╭─ Exercise data

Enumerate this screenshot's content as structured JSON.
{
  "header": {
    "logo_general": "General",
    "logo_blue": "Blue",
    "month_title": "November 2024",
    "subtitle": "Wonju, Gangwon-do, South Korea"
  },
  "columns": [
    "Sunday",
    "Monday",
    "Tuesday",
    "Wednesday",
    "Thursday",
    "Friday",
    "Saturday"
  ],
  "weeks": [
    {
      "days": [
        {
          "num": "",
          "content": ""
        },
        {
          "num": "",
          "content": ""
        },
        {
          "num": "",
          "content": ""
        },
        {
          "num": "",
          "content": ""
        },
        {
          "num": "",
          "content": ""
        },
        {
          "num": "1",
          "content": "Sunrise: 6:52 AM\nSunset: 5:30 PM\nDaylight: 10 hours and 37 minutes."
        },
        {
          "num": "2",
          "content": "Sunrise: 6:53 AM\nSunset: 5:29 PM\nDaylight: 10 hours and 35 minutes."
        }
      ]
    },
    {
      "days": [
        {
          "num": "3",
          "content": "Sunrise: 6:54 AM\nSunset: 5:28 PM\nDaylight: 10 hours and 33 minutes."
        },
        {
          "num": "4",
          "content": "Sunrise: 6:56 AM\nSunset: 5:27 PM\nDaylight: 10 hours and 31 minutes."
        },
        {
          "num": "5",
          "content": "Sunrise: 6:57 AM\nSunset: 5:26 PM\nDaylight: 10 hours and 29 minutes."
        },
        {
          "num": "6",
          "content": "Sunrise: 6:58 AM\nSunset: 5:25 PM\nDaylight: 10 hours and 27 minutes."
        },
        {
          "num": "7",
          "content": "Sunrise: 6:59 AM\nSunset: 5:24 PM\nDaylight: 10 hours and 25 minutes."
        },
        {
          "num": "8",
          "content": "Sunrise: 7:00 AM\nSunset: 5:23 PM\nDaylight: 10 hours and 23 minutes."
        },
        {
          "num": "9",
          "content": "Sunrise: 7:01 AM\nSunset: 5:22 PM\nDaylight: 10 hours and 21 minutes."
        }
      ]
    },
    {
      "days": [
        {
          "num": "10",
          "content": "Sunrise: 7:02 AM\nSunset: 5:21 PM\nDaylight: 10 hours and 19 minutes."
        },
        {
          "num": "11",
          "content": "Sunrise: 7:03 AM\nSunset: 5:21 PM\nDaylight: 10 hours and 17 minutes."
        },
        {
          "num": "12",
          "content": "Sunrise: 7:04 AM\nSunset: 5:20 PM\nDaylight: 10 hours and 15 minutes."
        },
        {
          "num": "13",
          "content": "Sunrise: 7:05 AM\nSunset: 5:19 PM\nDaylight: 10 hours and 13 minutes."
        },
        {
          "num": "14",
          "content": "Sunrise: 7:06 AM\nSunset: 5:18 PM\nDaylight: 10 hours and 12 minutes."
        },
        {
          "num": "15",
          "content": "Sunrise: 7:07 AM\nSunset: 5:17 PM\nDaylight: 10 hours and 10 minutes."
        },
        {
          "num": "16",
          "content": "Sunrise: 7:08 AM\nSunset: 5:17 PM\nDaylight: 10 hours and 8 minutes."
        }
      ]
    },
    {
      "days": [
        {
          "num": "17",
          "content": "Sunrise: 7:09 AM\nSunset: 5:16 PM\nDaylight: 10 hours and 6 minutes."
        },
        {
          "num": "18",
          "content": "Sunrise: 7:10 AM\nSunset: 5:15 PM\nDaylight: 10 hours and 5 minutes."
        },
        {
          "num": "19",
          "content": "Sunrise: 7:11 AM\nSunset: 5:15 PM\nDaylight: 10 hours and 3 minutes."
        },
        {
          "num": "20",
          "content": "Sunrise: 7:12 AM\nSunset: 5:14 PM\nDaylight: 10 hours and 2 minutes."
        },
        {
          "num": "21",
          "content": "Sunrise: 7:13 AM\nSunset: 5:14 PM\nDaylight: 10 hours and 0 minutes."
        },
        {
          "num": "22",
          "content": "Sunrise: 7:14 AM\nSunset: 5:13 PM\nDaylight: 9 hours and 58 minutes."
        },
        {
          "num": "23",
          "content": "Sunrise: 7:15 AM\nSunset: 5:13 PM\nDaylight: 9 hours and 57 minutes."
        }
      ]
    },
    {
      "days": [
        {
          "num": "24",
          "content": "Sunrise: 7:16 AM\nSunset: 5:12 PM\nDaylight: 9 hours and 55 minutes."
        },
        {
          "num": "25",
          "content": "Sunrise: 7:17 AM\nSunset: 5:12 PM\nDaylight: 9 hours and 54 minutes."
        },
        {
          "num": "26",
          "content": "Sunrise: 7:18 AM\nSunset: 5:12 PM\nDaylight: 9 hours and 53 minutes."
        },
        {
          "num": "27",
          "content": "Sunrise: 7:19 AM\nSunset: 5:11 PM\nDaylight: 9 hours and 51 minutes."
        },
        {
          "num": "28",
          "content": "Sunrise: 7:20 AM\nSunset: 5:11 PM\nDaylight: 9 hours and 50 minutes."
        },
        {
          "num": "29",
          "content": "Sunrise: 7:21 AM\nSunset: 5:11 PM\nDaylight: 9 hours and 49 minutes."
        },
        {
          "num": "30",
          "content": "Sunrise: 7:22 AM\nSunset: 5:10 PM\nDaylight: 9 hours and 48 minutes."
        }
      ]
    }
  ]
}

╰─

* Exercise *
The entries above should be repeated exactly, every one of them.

* Answer space *
Enumerate this screenshot's content as structured JSON.
{
  "header": {
    "logo_general": "General",
    "logo_blue": "Blue",
    "month_title": "November 2024",
    "subtitle": "Wonju, Gangwon-do, South Korea"
  },
  "columns": [
    "Sunday",
    "Monday",
    "Tuesday",
    "Wednesday",
    "Thursday",
    "Friday",
    "Saturday"
  ],
  "weeks": [
    {
      "days": [
        {
          "num": "",
          "content": ""
        },
        {
          "num": "",
          "content": ""
        },
        {
          "num": "",
          "content": ""
        },
        {
          "num": "",
          "content": ""
        },
        {
          "num": "",
          "content": ""
        },
        {
          "num": "1",
          "content": "Sunrise: 6:52 AM\nSunset: 5:30 PM\nDaylight: 10 hours and 37 minutes."
        },
        {
          "num": "2",
          "content": "Sunrise: 6:53 AM\nSunset: 5:29 PM\nDaylight: 10 hours and 35 minutes."
        }
      ]
    },
    {
      "days": [
        {
          "num": "3",
          "content": "Sunrise: 6:54 AM\nSunset: 5:28 PM\nDaylight: 10 hours and 33 minutes."
        },
        {
          "num": "4",
          "content": "Sunrise: 6:56 AM\nSunset: 5:27 PM\nDaylight: 10 hours and 31 minutes."
        },
        {
          "num": "5",
          "content": "Sunrise: 6:57 AM\nSunset: 5:26 PM\nDaylight: 10 hours and 29 minutes."
        },
        {
          "num": "6",
          "content": "Sunrise: 6:58 AM\nSunset: 5:25 PM\nDaylight: 10 hours and 27 minutes."
        },
        {
          "num": "7",
          "content": "Sunrise: 6:59 AM\nSunset: 5:24 PM\nDaylight: 10 hours and 25 minutes."
        },
        {
          "num": "8",
          "content": "Sunrise: 7:00 AM\nSunset: 5:23 PM\nDaylight: 10 hours and 23 minutes."
        },
        {
          "num": "9",
          "content": "Sunrise: 7:01 AM\nSunset: 5:22 PM\nDaylight: 10 hours and 21 minutes."
        }
      ]
    },
    {
      "days": [
        {
          "num": "10",
          "content": "Sunrise: 7:02 AM\nSunset: 5:21 PM\nDaylight: 10 hours and 19 minutes."
        },
        {
          "num": "11",
          "content": "Sunrise: 7:03 AM\nSunset: 5:21 PM\nDaylight: 10 hours and 17 minutes."
        },
        {
          "num": "12",
          "content": "Sunrise: 7:04 AM\nSunset: 5:20 PM\nDaylight: 10 hours and 15 minutes."
        },
        {
          "num": "13",
          "content": "Sunrise: 7:05 AM\nSunset: 5:19 PM\nDaylight: 10 hours and 13 minutes."
        },
        {
          "num": "14",
          "content": "Sunrise: 7:06 AM\nSunset: 5:18 PM\nDaylight: 10 hours and 12 minutes."
        },
        {
          "num": "15",
          "content": "Sunrise: 7:07 AM\nSunset: 5:17 PM\nDaylight: 10 hours and 10 minutes."
        },
        {
          "num": "16",
          "content": "Sunrise: 7:08 AM\nSunset: 5:17 PM\nDaylight: 10 hours and 8 minutes."
        }
      ]
    },
    {
      "days": [
        {
          "num": "17",
          "content": "Sunrise: 7:09 AM\nSunset: 5:16 PM\nDaylight: 10 hours and 6 minutes."
        },
        {
          "num": "18",
          "content": "Sunrise: 7:10 AM\nSunset: 5:15 PM\nDaylight: 10 hours and 5 minutes."
        },
        {
          "num": "19",
          "content": "Sunrise: 7:11 AM\nSunset: 5:15 PM\nDaylight: 10 hours and 3 minutes."
        },
        {
          "num": "20",
          "content": "Sunrise: 7:12 AM\nSunset: 5:14 PM\nDaylight: 10 hours and 2 minutes."
        },
        {
          "num": "21",
          "content": "Sunrise: 7:13 AM\nSunset: 5:14 PM\nDaylight: 10 hours and 0 minutes."
        },
        {
          "num": "22",
          "content": "Sunrise: 7:14 AM\nSunset: 5:13 PM\nDaylight: 9 hours and 58 minutes."
        },
        {
          "num": "23",
          "content": "Sunrise: 7:15 AM\nSunset: 5:13 PM\nDaylight: 9 hours and 57 minutes."
        }
      ]
    },
    {
      "days": [
        {
          "num": "24",
          "content": "Sunrise: 7:16 AM\nSunset: 5:12 PM\nDaylight: 9 hours and 55 minutes."
        },
        {
          "num": "25",
          "content": "Sunrise: 7:17 AM\nSunset: 5:12 PM\nDaylight: 9 hours and 54 minutes."
        },
        {
          "num": "26",
          "content": "Sunrise: 7:18 AM\nSunset: 5:12 PM\nDaylight: 9 hours and 53 minutes."
        },
        {
          "num": "27",
          "content": "Sunrise: 7:19 AM\nSunset: 5:11 PM\nDaylight: 9 hours and 51 minutes."
        },
        {
          "num": "28",
          "content": "Sunrise: 7:20 AM\nSunset: 5:11 PM\nDaylight: 9 hours and 50 minutes."
        },
        {
          "num": "29",
          "content": "Sunrise: 7:21 AM\nSunset: 5:11 PM\nDaylight: 9 hours and 49 minutes."
        },
        {
          "num": "30",
          "content": "Sunrise: 7:22 AM\nSunset: 5:10 PM\nDaylight: 9 hours and 48 minutes."
        }
      ]
    }
  ]
}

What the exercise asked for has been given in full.